Internalization of receptor–ligand complexes from the plasma membrane by endocytosis. (Figure 13–52)
Organelle that provides an intermediate stage on the passage of recycled receptors back to the cell membrane. Regulates plasma membrane insertion of some proteins. (Figure 13–58)
A second secretory pathway found mainly in cells specialized for secreting products rapidly on demand—such as hormones - neurotransmitters - or digestive enzymes—in which soluble proteins and other substances are initially stored in secretory vesicles for later release. (Figure 13–62)
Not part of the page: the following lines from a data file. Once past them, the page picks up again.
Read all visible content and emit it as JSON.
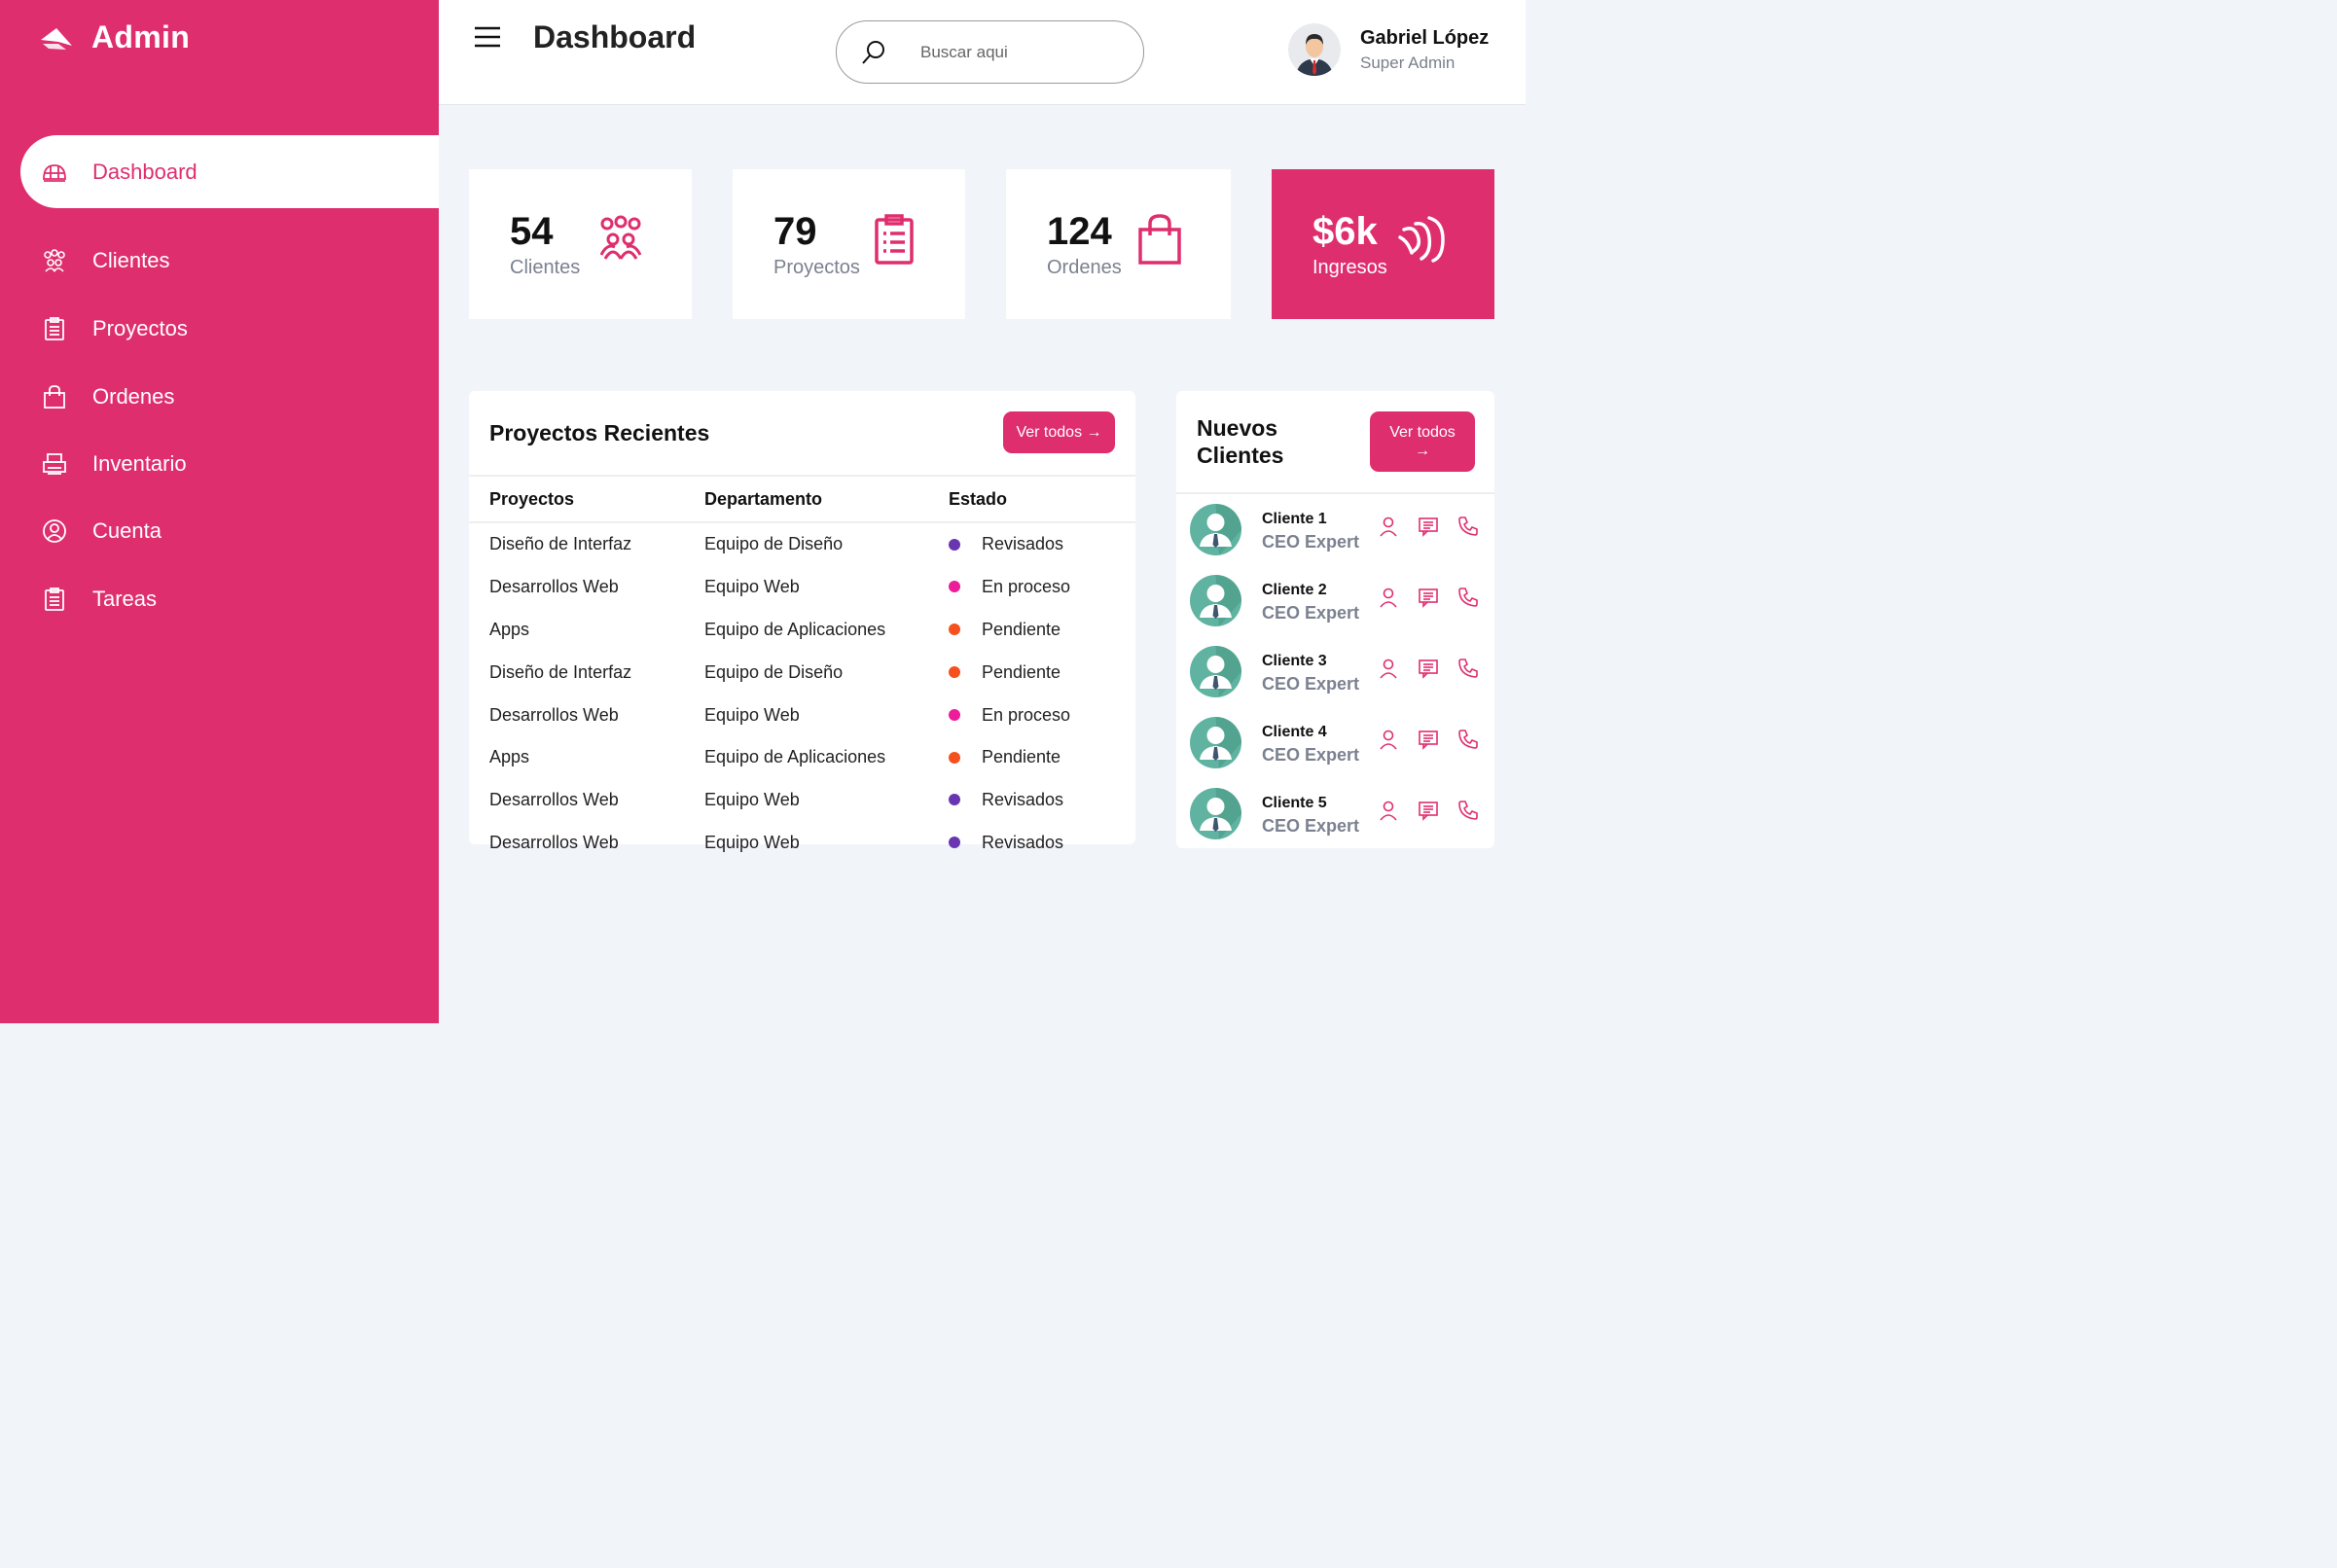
{
  "brand": {
    "name": "Admin"
  },
  "sidebar": {
    "items": [
      {
        "label": "Dashboard",
        "icon": "dashboard-icon",
        "active": true
      },
      {
        "label": "Clientes",
        "icon": "people-icon"
      },
      {
        "label": "Proyectos",
        "icon": "clipboard-icon"
      },
      {
        "label": "Ordenes",
        "icon": "shopping-bag-icon"
      },
      {
        "label": "Inventario",
        "icon": "printer-icon"
      },
      {
        "label": "Cuenta",
        "icon": "user-circle-icon"
      },
      {
        "label": "Tareas",
        "icon": "clipboard-icon"
      }
    ]
  },
  "header": {
    "title": "Dashboard",
    "search_placeholder": "Buscar aqui",
    "user_name": "Gabriel López",
    "user_role": "Super Admin"
  },
  "stats": [
    {
      "value": "54",
      "label": "Clientes",
      "icon": "people-icon"
    },
    {
      "value": "79",
      "label": "Proyectos",
      "icon": "clipboard-icon"
    },
    {
      "value": "124",
      "label": "Ordenes",
      "icon": "shopping-bag-icon"
    },
    {
      "value": "$6k",
      "label": "Ingresos",
      "icon": "cash-icon"
    }
  ],
  "recent_projects": {
    "title": "Proyectos Recientes",
    "button_label": "Ver todos →",
    "columns": [
      "Proyectos",
      "Departamento",
      "Estado"
    ],
    "rows": [
      {
        "project": "Diseño de Interfaz",
        "department": "Equipo de Diseño",
        "status": "Revisados"
      },
      {
        "project": "Desarrollos Web",
        "department": "Equipo Web",
        "status": "En proceso"
      },
      {
        "project": "Apps",
        "department": "Equipo de Aplicaciones",
        "status": "Pendiente"
      },
      {
        "project": "Diseño de Interfaz",
        "department": "Equipo de Diseño",
        "status": "Pendiente"
      },
      {
        "project": "Desarrollos Web",
        "department": "Equipo Web",
        "status": "En proceso"
      },
      {
        "project": "Apps",
        "department": "Equipo de Aplicaciones",
        "status": "Pendiente"
      },
      {
        "project": "Desarrollos Web",
        "department": "Equipo Web",
        "status": "Revisados"
      },
      {
        "project": "Desarrollos Web",
        "department": "Equipo Web",
        "status": "Revisados"
      }
    ],
    "status_colors": {
      "Revisados": "#6a35b0",
      "En proceso": "#ec1c9a",
      "Pendiente": "#f4511e"
    }
  },
  "new_clients": {
    "title": "Nuevos Clientes",
    "button_label": "Ver todos →",
    "clients": [
      {
        "name": "Cliente 1",
        "role": "CEO Expert"
      },
      {
        "name": "Cliente 2",
        "role": "CEO Expert"
      },
      {
        "name": "Cliente 3",
        "role": "CEO Expert"
      },
      {
        "name": "Cliente 4",
        "role": "CEO Expert"
      },
      {
        "name": "Cliente 5",
        "role": "CEO Expert"
      }
    ],
    "actions": [
      "user-icon",
      "message-icon",
      "phone-icon"
    ]
  },
  "colors": {
    "accent": "#df2e6e",
    "background": "#f1f4f8"
  }
}
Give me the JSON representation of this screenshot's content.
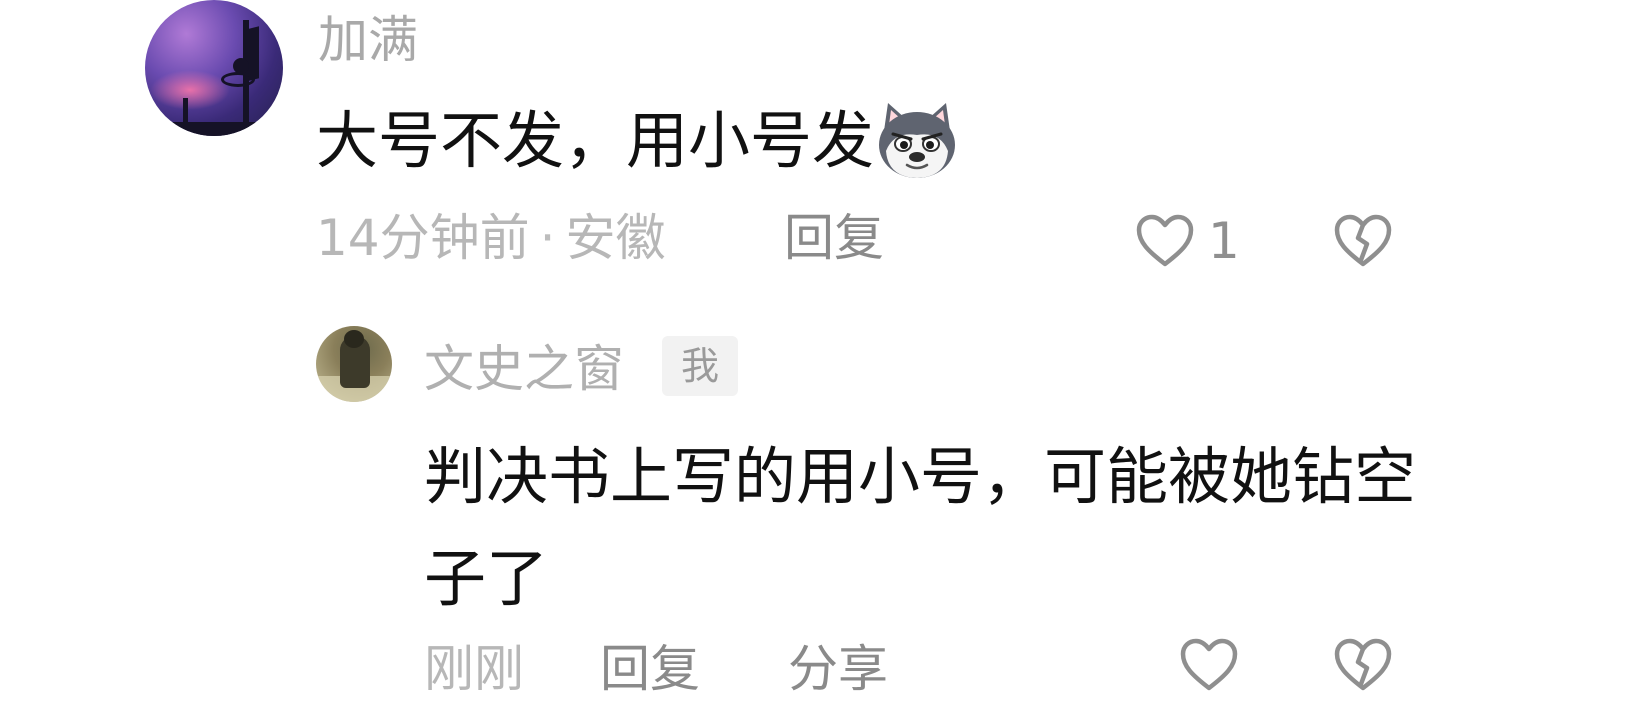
{
  "comment": {
    "username": "加满",
    "text": "大号不发，用小号发",
    "emoji": "dog-emoji",
    "time": "14分钟前",
    "separator": "·",
    "location": "安徽",
    "reply_label": "回复",
    "like_count": "1",
    "icons": {
      "like": "heart-outline-icon",
      "dislike": "broken-heart-icon"
    }
  },
  "reply": {
    "username": "文史之窗",
    "badge": "我",
    "text": "判决书上写的用小号，可能被她钻空子了",
    "time": "刚刚",
    "reply_label": "回复",
    "share_label": "分享",
    "icons": {
      "like": "heart-outline-icon",
      "dislike": "broken-heart-icon"
    }
  },
  "colors": {
    "text_primary": "#111111",
    "text_muted": "#b7b7b7",
    "action": "#8a8a8a",
    "badge_bg": "#f2f2f2"
  }
}
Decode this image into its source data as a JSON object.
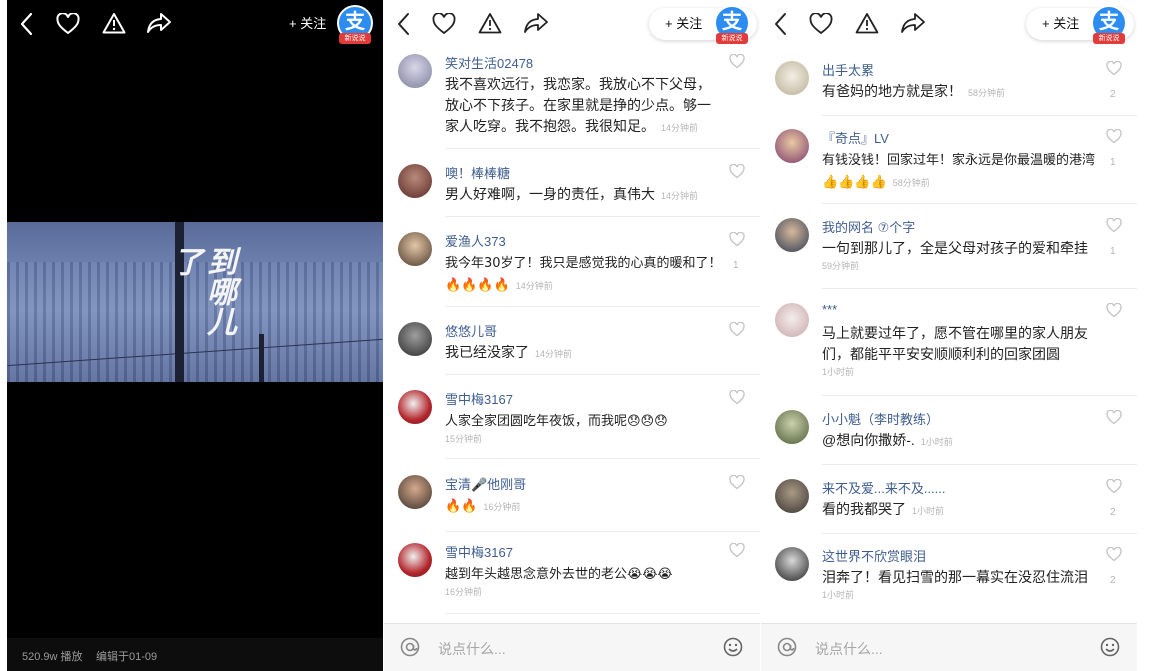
{
  "panels": {
    "video": {
      "follow_label": "+ 关注",
      "badge_glyph": "支",
      "badge_tag": "新说说",
      "video_title": "到哪儿了",
      "plays": "520.9w 播放",
      "edited": "编辑于01-09"
    },
    "comments_a": {
      "follow_label": "+ 关注",
      "badge_glyph": "支",
      "badge_tag": "新说说",
      "input_placeholder": "说点什么...",
      "comments": [
        {
          "user": "笑对生活02478",
          "text": "我不喜欢远行，我恋家。我放心不下父母，放心不下孩子。在家里就是挣的少点。够一家人吃穿。我不抱怨。我很知足。",
          "time": "14分钟前",
          "likes": ""
        },
        {
          "user": "噢！棒棒糖",
          "text": "男人好难啊，一身的责任，真伟大",
          "time": "14分钟前",
          "likes": ""
        },
        {
          "user": "爱渔人373",
          "text": "我今年30岁了！我只是感觉我的心真的暖和了！🔥🔥🔥🔥",
          "time": "14分钟前",
          "likes": "1"
        },
        {
          "user": "悠悠儿哥",
          "text": "我已经没家了",
          "time": "14分钟前",
          "likes": ""
        },
        {
          "user": "雪中梅3167",
          "text": "人家全家团圆吃年夜饭，而我呢😞😞😞",
          "time": "15分钟前",
          "likes": ""
        },
        {
          "user": "宝清🎤他刚哥",
          "text": "🔥🔥",
          "time": "16分钟前",
          "likes": ""
        },
        {
          "user": "雪中梅3167",
          "text": "越到年头越思念意外去世的老公😭😭😭",
          "time": "16分钟前",
          "likes": ""
        }
      ]
    },
    "comments_b": {
      "follow_label": "+ 关注",
      "badge_glyph": "支",
      "badge_tag": "新说说",
      "input_placeholder": "说点什么...",
      "comments": [
        {
          "user": "出手太累",
          "text": "有爸妈的地方就是家！",
          "time": "58分钟前",
          "likes": "2"
        },
        {
          "user": "『奇点』LV",
          "text": "有钱没钱！回家过年！家永远是你最温暖的港湾👍👍👍👍",
          "time": "58分钟前",
          "likes": "1"
        },
        {
          "user": "我的网名 ⑦个字",
          "text": "一句到那儿了，全是父母对孩子的爱和牵挂",
          "time": "59分钟前",
          "likes": "1"
        },
        {
          "user": "***",
          "text": "马上就要过年了，愿不管在哪里的家人朋友们，都能平平安安顺顺利利的回家团圆",
          "time": "1小时前",
          "likes": ""
        },
        {
          "user": "小小魁（李时教练）",
          "text": "@想向你撒娇-.",
          "time": "1小时前",
          "likes": ""
        },
        {
          "user": "来不及爱...来不及......",
          "text": "看的我都哭了",
          "time": "1小时前",
          "likes": "2"
        },
        {
          "user": "这世界不欣赏眼泪",
          "text": "泪奔了！看见扫雪的那一幕实在没忍住流泪",
          "time": "1小时前",
          "likes": "2"
        }
      ]
    }
  },
  "icons": [
    "back-icon",
    "heart-icon",
    "warning-icon",
    "share-icon",
    "at-icon",
    "emoji-icon"
  ],
  "colors": {
    "username": "#3f5e8f",
    "badge": "#2d8cf0",
    "badge_tag": "#e23b3b",
    "time": "#b5b5b5"
  }
}
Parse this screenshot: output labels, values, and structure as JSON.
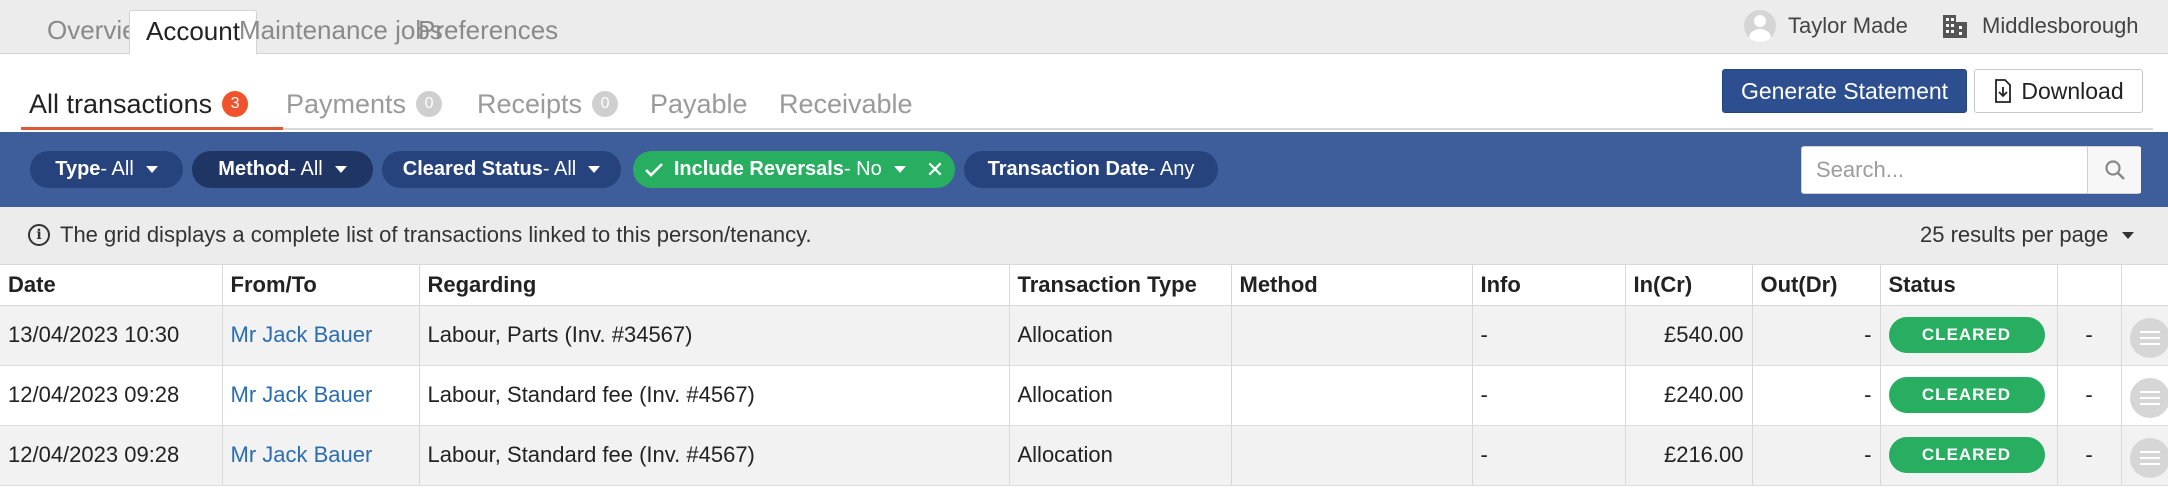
{
  "top_tabs": [
    {
      "label": "Overview"
    },
    {
      "label": "Account"
    },
    {
      "label": "Maintenance jobs"
    },
    {
      "label": "Preferences"
    }
  ],
  "user": {
    "name": "Taylor Made",
    "location": "Middlesborough"
  },
  "sub_tabs": [
    {
      "label": "All transactions",
      "count": "3"
    },
    {
      "label": "Payments",
      "count": "0"
    },
    {
      "label": "Receipts",
      "count": "0"
    },
    {
      "label": "Payable"
    },
    {
      "label": "Receivable"
    }
  ],
  "actions": {
    "generate": "Generate Statement",
    "download": "Download"
  },
  "filters": [
    {
      "name": "Type",
      "value": " - All"
    },
    {
      "name": "Method",
      "value": " - All"
    },
    {
      "name": "Cleared Status",
      "value": " - All"
    },
    {
      "name": "Include Reversals",
      "value": " - No"
    },
    {
      "name": "Transaction Date",
      "value": " - Any"
    }
  ],
  "search": {
    "placeholder": "Search..."
  },
  "info": {
    "text": "The grid displays a complete list of transactions linked to this person/tenancy.",
    "per_page": "25 results per page"
  },
  "columns": [
    "Date",
    "From/To",
    "Regarding",
    "Transaction Type",
    "Method",
    "Info",
    "In(Cr)",
    "Out(Dr)",
    "Status",
    "",
    ""
  ],
  "rows": [
    {
      "date": "13/04/2023 10:30",
      "from_to": "Mr Jack Bauer",
      "regarding": "Labour, Parts (Inv. #34567)",
      "type": "Allocation",
      "method": "",
      "info": "-",
      "in": "£540.00",
      "out": "-",
      "status": "CLEARED",
      "extra": "-"
    },
    {
      "date": "12/04/2023 09:28",
      "from_to": "Mr Jack Bauer",
      "regarding": "Labour, Standard fee (Inv. #4567)",
      "type": "Allocation",
      "method": "",
      "info": "-",
      "in": "£240.00",
      "out": "-",
      "status": "CLEARED",
      "extra": "-"
    },
    {
      "date": "12/04/2023 09:28",
      "from_to": "Mr Jack Bauer",
      "regarding": "Labour, Standard fee (Inv. #4567)",
      "type": "Allocation",
      "method": "",
      "info": "-",
      "in": "£216.00",
      "out": "-",
      "status": "CLEARED",
      "extra": "-"
    }
  ],
  "colors": {
    "brand_blue": "#3d5e9a",
    "primary_button": "#2e4f8f",
    "success_green": "#27ae60",
    "alert_red": "#f0522e",
    "link_blue": "#2a6db0"
  }
}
regulated secretory pathway
Monomeric GTPase responsible for regulating COPII coat assembly at the endoplasmic reticulum membrane.
Membrane-enclosed organelle in which molecules destined for secretion are stored prior to release. Sometimes called secretory granule because darkly staining contents make the organelle visible as a small solid object. (Figures 13–65)
Members of a large family of transmembrane proteins present in organelle membranes and the vesicles derived from them. SNAREs catalyze the many membrane fusion events in cells. They exist in pairs—a v-SNARE in the vesicle membrane that binds specifically to a complementary t-SNARE in the target membrane.
SNARE proteins (SNAREs)
Small neurotransmitter-filled secretory vesicle found at the axon terminals of nerve cells. Its contents are released into the synaptic cleft by exocytosis when an action potential reaches the axon terminal.
Transmembrane SNARE protein - usually composed of three proteins and found on target membranes where it interacts with v-SNAREs on vesicle membranes.
Face on the other (far) side.
Network of interconnected tubular and cisternal structures closely associated with the trans face of the Golgi apparatus and the compartment from which proteins and lipids exit the Golgi - bound for the cell surface or another compartment.
trans Golgi network (TGN)
Uptake of material at one face of a cell by endocytosis - its transfer across a cell in vesicles - and discharge from another face by exocytosis. (Figure 13–58)